Abdul Rahman, the Christian man who was in danger of being executed under Afghan’s Islamic laws, was released and flown to Italy. The cabinet of Prime Minister Silvio Berlusconi granted his asylum plea in an expedited process. And just in the nick of time, as the BBC reports:
Suggestions he might be offered asylum have outraged politicians in Afghanistan.
The issue was discussed in the Afghan parliament on Wednesday, with almost all MPs in agreement that “his leaving Afghanistan must be prohibited”, the AFP news agency reported.
Dr Assadullah Hymatyar, an MP from Logar province, told the BBC that parliament was planning to investigate the events that led to Mr Rahman’s release.
Time‘s Rachel Morarjee, writing from Kabul, had a bizarre piece alleging that Rahman was a deadbeat, abusive dad who shamed his family. The title of the piece, by the way, is — and I am not joking — “Abdul Rahman’s Family Values“:
Rahman, 40, has become the poster boy for the Christian right and for religious freedom. Closer up, however, the picture painted by the local police who arrested him shows a candidate not quite ready for family values. Rather, a portrait emerges of a deadbeat dad with psychological problems who couldn’t hold down a job, abused his daughters and parents and didn’t pay child support.
First, what is this “poster boy for the Christian right” business? Does the Christian left not care about Rahman’s fate? Or, if it does, does it get to be camped in the religious freedom camp? Why, then, does the Christian right get its own nonreligious freedom category?
Second, for all we know, these scandalous accusations against Rahman could be true. For all we know, for that matter, Rahman could have tortured small animals, robbed dying widows and taunted disabled children. But last time I checked, Rahman was not facing a death sentence for being unemployed, etc. He was facing a death sentence for converting from Islam. Printing the allegations, which have nothing to do with the international outrage his plight has caused, is about as appropriate as printing the sexual history of a rape victim.
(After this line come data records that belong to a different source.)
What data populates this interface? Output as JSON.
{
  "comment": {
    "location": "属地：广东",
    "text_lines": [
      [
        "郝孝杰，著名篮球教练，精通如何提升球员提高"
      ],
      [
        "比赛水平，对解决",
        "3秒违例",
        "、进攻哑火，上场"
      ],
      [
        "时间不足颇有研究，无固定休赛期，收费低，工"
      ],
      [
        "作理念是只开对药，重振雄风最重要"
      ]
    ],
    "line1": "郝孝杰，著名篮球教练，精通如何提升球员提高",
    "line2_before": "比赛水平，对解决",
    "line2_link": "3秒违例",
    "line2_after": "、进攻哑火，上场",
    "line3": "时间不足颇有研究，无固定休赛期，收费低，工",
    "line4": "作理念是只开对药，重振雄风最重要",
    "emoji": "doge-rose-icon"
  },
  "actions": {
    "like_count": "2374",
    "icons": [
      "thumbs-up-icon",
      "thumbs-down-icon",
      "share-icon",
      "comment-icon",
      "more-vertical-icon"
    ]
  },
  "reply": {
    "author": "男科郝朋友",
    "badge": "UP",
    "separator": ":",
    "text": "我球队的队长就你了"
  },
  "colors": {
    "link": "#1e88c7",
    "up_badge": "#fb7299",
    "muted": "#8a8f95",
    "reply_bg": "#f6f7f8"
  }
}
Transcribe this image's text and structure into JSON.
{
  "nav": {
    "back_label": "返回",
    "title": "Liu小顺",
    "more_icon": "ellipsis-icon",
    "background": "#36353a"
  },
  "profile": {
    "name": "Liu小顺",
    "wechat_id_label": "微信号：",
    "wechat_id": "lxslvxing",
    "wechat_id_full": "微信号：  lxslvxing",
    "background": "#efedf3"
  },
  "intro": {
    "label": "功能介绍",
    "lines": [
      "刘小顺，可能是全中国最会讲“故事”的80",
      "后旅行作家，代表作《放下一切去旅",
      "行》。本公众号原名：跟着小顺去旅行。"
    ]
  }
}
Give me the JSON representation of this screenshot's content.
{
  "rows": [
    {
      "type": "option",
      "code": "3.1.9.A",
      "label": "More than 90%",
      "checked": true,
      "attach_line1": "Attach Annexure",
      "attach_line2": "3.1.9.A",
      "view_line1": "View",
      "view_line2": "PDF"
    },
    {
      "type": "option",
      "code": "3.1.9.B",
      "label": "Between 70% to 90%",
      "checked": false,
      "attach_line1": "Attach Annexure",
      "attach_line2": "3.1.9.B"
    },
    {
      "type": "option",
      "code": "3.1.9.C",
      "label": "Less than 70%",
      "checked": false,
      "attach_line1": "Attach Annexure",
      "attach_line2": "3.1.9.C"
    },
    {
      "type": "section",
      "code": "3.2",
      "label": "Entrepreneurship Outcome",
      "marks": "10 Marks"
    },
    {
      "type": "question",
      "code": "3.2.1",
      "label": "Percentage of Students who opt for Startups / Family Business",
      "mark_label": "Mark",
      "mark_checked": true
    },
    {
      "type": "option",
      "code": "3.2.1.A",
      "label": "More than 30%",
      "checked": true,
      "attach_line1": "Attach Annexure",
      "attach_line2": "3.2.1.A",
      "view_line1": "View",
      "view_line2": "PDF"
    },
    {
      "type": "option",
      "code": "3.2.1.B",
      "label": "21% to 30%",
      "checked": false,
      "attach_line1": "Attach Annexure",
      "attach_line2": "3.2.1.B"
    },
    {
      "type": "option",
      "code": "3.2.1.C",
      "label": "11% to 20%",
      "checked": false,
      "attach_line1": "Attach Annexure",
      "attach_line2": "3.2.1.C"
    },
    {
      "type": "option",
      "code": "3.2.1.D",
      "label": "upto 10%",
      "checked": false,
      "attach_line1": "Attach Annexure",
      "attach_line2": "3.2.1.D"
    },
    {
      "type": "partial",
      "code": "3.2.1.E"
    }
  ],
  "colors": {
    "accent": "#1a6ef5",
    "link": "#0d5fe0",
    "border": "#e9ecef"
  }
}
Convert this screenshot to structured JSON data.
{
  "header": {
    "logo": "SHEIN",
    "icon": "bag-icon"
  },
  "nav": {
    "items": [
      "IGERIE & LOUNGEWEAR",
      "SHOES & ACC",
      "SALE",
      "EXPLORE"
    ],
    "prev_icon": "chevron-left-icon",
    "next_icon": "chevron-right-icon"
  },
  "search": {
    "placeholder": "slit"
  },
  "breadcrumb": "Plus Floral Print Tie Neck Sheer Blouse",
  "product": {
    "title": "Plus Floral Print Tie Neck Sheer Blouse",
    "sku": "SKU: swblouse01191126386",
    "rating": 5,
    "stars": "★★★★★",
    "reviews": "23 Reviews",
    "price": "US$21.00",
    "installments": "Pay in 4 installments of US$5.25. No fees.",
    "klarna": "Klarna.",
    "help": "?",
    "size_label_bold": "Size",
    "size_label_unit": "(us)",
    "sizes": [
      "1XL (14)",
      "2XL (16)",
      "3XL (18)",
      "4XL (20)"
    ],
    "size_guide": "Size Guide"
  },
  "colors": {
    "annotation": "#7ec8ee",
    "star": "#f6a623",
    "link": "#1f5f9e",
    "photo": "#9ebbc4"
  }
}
No one was arguing that Rahman should live because he was a good person. Instead, people were arguing that Rahman should not be killed for converting from Islam. While more information about Rahman is needed and desirable, I’m not sure statements from the police reports that led to his life-threatening situation are the best character witnesses. What’s more, the reporter never speaks with anyone who may find the police statements questionable. She also never speaks with anyone who thinks the allegations are irrelevant to the Muslim apostasy problem. It bears repeating that this issue is not going away just because the Italian government provided Rahman with sanctuary.